You still have to go a long way, baby
Alexandra Starr, in a New Republic essay published in the Post-Gazette, laments that the blue northeastern states are far less hospitable to female politicians than the red west:
Massachusetts and Rhode Island don't have any women in their congressional delegations, either, and Pennsylvania has one of the lowest percentages of female state legislators outside the South. In Rhode Island, female delegates make up a paltry 19.5 percent of the legislature -- placing the state behind such liberal bastions as Kansas, Nebraska and Idaho.
Indeed, if many left-leaning Northeastern states have proved surprisingly inhospitable to female politicians, the reverse is true of many conservative Western states. In 1999, women held the top five statewide offices in Arizona, which is also the only state where female governors have served back-to-back. Meanwhile, Colorado has the fifth-highest percentage of female legislators in the country and is one of only six states where a woman serves as speaker of the state Senate.
The reasons? The old-school political machines, and their frat-boy culture, that still wield a lot of power in vetting candidates, and the demands of full-time legislatures, which are rare in the west:
The part-time political culture of the West -- where elected office can seem more like a hobby than a job -- also tends to favor women.
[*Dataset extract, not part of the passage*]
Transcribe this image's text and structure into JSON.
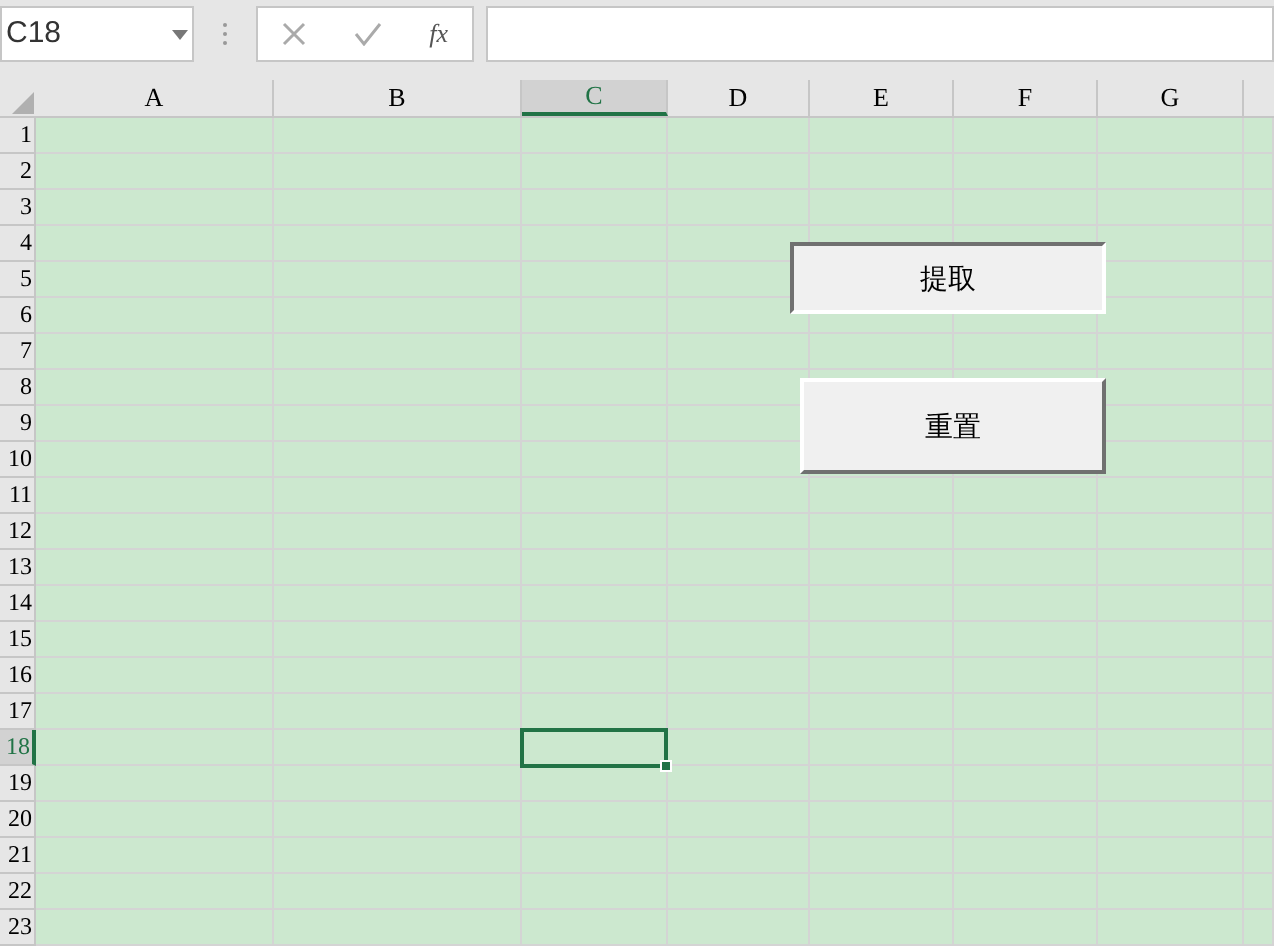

As Alan Ehrenhalt pointed out in the late '80s, when he investigated why Colorado's state legislature had the highest percentage of female delegates in the country, the Colorado legislature only meets part-time (which makes it more family-friendly) and doesn't pay much (which may dissuade some male breadwinners from running). "While men tend to get involved in politics as a premeditated career option," says Ms. Walsh, "women often run because they want to fix something."
In the Northeast, bosses long had an interest in making government service a profitable profession. As a result, many legislatures pay a sizable salary -- and demand a full-time commitment. "In a part-time legislature, service can be an extension of volunteerism," says Jennifer Mann, a Democratic state legislator from Allentown, Pa. "In a place like Pennsylvania, you don't fall into a political career by happenstance. It's not something you add to your life -- it really replaces what you used to do."
One result, Starr says, is that would-be female office holders in the northeast tend to gravitate toward the Republican Party, a traditional minority in much of the region, and thus eager to embrace anyone who wants to run for office. All in all, it's another cost of the culture of corruption and cronyism that has turned Pennsylvania into a political and economic backwater.
Labels: Pennsylvania politics